And a small group people with whom you could easily see sharing a 3 to 4 hour car trip, enjoyably.

Everything else is a bonus.

—–

Now if I was going to go back to the original question and talk about essential TOOLS, I'd talk about Roll20 (which I use even during some offline game sessions), Dropbox, et cetera.

RPGaDay 25: What is the best way to thank your GM?

Players creating stuff or in similar ways demonstrating their interest and enthusiasm for the game. I love that stuff. It just makes my day.

Also feedback, good or bad.

But in either case, just engaging above and beyond "shows up on time every week," you know?

I've been blessed by this level of engagement both in the past and present. Player diaries and session journals (a specialty of +Dave Hill's). Players collecting funny quotes from the game. Art or other visual artifacts based on the game, like +Bill Garrett's fake live-tweets from our first session of Masks, or +Michael Williams great character drawings for Dungeon World.

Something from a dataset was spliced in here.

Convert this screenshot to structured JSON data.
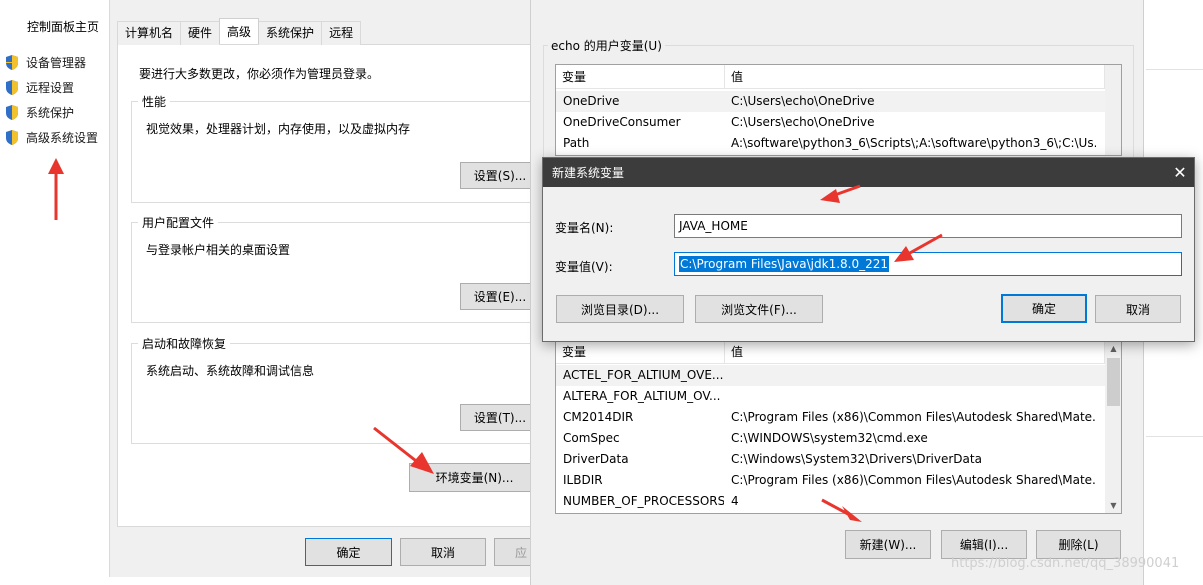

Heck, I love how my players are nigh-constantly posting relevant image memes in the Roll20 chat while we play, or using the drawing tool to put labels and relevant graffiti on the map. It's just great to see the players really engaged.

RPGaDay 22: Which RPGs are the easiest most enjoyable for you to run?

Switched up the question a bit, so I could answer "Probably PBTA stuff. Probably."

For me it's a VERY GOOD mix of the kind of game approach that favors the GMing style I developed primarily with Amber DRPG, but built on a system and mechanics that regularly inject unexpected elements into the game, which was one of the things lying at the heart of my problem(s) with Amber. (And, more recently, Fate.)

Easiest would be something super-simple like World of Dungeons or Risus or FAE.

And to be fair, I'm comfortable and enjoy running pretty much anything at the table. But something like DnD or DCC requires a degree of nuts and bolts prep that I either don't have bandwidth for [^1], or don't enjoy (CR-balanced DnD encounters, frex) – with those sorts of games, I''m going to run a module or something, so I don't have to do that prep, and in those cases I don't end up bringing as much of my own stuff to the game.

So. PbtA. That's my sweet spot when it comes to all aspects of GMing.

—-

[^1]: The joke about not having enough bandwidth to do prep is, of course, that I did literally hours and hours of prep for only the first session of our Masks game. World maps. NPCs. Encounters… At least an hour just watching awkward celebrity interviews, to get ideas.

So I guess it's more "I don't have time for prep I don't really, really enjoy."

RPGaDay 18: Which RPG have you played the most in your life?

Dungeons and Dragons, easily. I've been flailing at it since I was ten. Full-steam ahead all through high school. Several games in college, though it was rarely the 'main' game. A four and half year game that bridged 3rd edition into 3.5, plus a pile of Living Campaign play at that same time, all of which kind of burned me out for awhile. A bit of 4e, and now online Adventurer's League with 5e, and some games with the kids.

At a guess, probably four or five hundred sessions of DnD, over the years. It may not be my all-time favorite game, but… I mean, numbers don't lie.